The Maori and Colonial contact: Pā in their landscape context
Posted on: 6 February 2020 by Professor Harold Mytum in 2020 posts
The more pā sites Harold Mytum has visited as part of the Hill Fort Study Group (HFSG) visit, and we learn of the early relationships with the British, the more it is clear that the indigenous groups wielded considerable influence in the early decades of contact. The ways in which the Maori leaders of iwi (the largest kinship grouping) used interactions with foreigners for their own social advantage are clear.
Harold Mytum is most interested in the ways Maori embraced missionary endeavours; they were fascinated by Christianity and the intricacies of theological debate. The Rev. Samuel Marsden was based in Sydney and Parramatta in New South Wales (where Harold recorded his burial monument as part of his graveyard memorial research), but when visiting England in 1809 he met Ruatara, chief of the Ngāpuhi, and took him back to Parramatta and eventually to Rangihoua pā in the Bay of Islands. Marsden visited Ruatara in December 1814, held the first Christian service in New Zealand, and then founded the Oihi Mission Station at the foot of the hill with the pā. Permission for this was granted by Ruatara, who gained mana (prestige) by having these non-Maori under his protection and, to a large extent, his control.
A similar pattern is found at Kororipo pā, where the oldest surviving Mission House (now called Kemp House, constructed 1819) sits on the edge of the river overlooked by the Maori power centre of Hongi Hika. This is a frequent juxtaposition in Wales during the early Middle Ages when early church sites – defined by circular enclosures, the presence of holy wells and early medieval sculpture – are placed at the foot of slopes dominated by a fort. This physical proximity yet overlooking suggests patronage but also an element of control, and this is seen in Maori examples.

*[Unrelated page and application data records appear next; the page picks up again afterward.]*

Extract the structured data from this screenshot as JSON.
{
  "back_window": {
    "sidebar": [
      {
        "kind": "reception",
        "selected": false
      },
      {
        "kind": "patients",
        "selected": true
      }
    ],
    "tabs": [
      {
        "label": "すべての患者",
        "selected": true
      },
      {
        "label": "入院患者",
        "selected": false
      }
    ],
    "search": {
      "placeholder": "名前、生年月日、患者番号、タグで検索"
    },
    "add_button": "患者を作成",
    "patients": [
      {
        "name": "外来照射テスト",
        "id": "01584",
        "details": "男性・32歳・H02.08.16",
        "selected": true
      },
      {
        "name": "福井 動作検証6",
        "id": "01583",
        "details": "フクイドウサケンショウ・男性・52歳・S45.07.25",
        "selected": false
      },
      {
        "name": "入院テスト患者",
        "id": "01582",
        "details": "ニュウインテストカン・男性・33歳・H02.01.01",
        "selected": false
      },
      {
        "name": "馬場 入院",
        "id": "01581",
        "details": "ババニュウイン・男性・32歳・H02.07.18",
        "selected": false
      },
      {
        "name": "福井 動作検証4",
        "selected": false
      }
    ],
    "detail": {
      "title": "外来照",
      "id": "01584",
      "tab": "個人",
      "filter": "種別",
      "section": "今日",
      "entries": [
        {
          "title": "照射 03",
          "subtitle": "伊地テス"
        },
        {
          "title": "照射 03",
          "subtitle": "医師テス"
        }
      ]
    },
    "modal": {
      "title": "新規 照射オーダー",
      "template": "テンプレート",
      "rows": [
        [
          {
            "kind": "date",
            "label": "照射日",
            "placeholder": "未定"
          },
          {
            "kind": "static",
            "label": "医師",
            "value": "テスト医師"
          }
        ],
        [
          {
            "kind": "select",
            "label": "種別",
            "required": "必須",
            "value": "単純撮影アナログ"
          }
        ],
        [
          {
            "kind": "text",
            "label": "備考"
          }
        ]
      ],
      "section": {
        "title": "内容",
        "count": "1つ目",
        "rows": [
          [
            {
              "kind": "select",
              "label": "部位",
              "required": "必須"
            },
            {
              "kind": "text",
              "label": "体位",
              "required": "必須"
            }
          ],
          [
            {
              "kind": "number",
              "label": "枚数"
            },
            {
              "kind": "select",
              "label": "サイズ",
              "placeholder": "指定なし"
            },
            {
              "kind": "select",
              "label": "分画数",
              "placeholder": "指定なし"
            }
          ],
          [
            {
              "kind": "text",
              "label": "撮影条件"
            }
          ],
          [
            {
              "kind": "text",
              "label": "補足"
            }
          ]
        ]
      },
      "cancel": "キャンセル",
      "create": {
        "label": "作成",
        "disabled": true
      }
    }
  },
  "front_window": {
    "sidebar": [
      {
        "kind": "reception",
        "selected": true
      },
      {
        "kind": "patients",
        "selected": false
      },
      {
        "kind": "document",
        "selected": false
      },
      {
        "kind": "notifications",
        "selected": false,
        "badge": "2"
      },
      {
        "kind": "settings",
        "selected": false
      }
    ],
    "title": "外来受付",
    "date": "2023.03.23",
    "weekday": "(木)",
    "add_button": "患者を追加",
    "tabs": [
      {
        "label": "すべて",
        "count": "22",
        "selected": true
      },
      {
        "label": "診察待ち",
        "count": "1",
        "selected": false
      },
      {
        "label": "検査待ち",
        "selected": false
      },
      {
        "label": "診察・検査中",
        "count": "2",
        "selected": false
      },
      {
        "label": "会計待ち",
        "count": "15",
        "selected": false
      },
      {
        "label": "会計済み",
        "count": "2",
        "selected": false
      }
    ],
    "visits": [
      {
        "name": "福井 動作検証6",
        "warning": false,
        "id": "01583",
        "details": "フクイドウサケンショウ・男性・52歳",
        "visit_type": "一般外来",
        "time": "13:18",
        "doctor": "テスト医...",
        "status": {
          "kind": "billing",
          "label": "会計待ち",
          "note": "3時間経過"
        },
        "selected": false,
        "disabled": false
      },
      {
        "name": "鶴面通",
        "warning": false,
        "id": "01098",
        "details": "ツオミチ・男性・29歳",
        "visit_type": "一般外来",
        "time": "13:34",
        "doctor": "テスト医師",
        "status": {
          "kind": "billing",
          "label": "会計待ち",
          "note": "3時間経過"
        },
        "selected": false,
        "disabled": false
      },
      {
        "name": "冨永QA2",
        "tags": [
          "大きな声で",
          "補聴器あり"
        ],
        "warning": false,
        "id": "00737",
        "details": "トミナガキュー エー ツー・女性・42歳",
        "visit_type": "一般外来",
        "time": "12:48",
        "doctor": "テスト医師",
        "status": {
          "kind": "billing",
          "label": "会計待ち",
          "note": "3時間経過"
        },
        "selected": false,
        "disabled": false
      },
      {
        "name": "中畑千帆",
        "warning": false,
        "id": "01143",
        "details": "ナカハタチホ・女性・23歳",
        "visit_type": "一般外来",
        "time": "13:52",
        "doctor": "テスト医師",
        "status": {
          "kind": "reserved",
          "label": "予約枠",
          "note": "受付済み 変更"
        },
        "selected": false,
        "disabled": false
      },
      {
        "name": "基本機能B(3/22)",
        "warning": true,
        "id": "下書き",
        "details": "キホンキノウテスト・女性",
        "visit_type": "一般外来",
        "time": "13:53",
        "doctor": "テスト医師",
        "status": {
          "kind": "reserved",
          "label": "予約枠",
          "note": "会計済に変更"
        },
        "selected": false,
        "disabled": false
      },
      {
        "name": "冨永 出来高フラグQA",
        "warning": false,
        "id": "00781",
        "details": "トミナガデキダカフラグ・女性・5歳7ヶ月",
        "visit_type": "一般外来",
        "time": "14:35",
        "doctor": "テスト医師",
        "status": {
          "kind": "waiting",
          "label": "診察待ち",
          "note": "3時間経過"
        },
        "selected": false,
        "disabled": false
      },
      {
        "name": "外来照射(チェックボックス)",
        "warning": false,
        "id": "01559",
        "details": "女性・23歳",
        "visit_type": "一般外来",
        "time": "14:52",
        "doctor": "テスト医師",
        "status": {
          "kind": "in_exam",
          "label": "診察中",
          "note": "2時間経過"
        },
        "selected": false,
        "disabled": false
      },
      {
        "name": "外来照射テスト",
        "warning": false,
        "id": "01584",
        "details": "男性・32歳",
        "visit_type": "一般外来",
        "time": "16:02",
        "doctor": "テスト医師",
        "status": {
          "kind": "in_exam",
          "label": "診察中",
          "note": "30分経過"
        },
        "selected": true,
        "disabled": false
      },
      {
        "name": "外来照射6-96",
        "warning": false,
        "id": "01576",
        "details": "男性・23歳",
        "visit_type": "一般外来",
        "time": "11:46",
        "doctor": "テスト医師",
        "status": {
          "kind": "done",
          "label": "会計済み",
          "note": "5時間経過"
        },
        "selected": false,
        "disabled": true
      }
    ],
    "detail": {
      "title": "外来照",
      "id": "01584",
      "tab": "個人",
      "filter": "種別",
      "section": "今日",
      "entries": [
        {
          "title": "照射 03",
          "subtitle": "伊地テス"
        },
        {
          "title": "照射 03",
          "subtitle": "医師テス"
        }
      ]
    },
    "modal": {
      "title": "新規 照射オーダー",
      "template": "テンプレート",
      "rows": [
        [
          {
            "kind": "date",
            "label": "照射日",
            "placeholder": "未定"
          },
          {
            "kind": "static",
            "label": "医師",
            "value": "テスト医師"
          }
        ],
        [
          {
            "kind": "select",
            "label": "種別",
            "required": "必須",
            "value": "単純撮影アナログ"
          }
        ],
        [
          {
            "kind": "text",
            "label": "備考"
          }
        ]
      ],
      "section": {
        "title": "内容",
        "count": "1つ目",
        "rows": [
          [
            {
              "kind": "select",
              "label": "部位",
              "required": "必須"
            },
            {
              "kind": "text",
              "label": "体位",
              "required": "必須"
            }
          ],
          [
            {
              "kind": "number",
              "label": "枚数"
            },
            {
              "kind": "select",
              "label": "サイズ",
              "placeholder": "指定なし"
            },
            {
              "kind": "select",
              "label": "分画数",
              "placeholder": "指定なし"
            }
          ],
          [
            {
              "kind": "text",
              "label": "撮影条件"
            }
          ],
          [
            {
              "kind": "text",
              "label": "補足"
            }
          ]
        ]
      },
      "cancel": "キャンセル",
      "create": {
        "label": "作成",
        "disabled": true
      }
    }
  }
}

Interior of Ruapekapeka (Gunfighter) pā with earthwork defences which would have been topped with tall timber palisades, and foxholes for Maori warriors to shelter from British bombardment.
The mission at Kororipo also attracted traders, with the Stone Store being the first stone building in New Zealand, constructed 1835. Hongi Hika rose of prominence from c. 1806, and was the first to acquire muskets, beginning an arms race for western weaponry that dramatically changed internal Maori power relations. It also affected Maori abilities to confront British forces, most notably during the Northern Wars with serious British casualties at Gate pā, and at Ruapekapeka (Gunfighter) pā near Kawakawa where the British mounted a substantial military operation in 1845-46. They gradually moved closer to the pā with a series of redoubts but the pā’s defences and foxholes, all developed by the Maori in reaction to British military tactics, endured the bombardments. When the British stormed the pā they found that the Maori had slipped away in the face of the larger force.
The power of the Maori is reflected in the Treaty of Waitangi, where 40 chiefs signed a partnership document. Though bilingual and subsequently signed by hundreds more chiefs, there has been debate ever since as the Maori translation can be interpreted differently from the English version. As a result, the 1975 Treaty of Waitangi Act is being implemented as each iwi agrees recompense for loss of lands and regains control of substantial areas and culturally significant sites including many pā. This has affected management and interpretation, and will be discussed in another blog.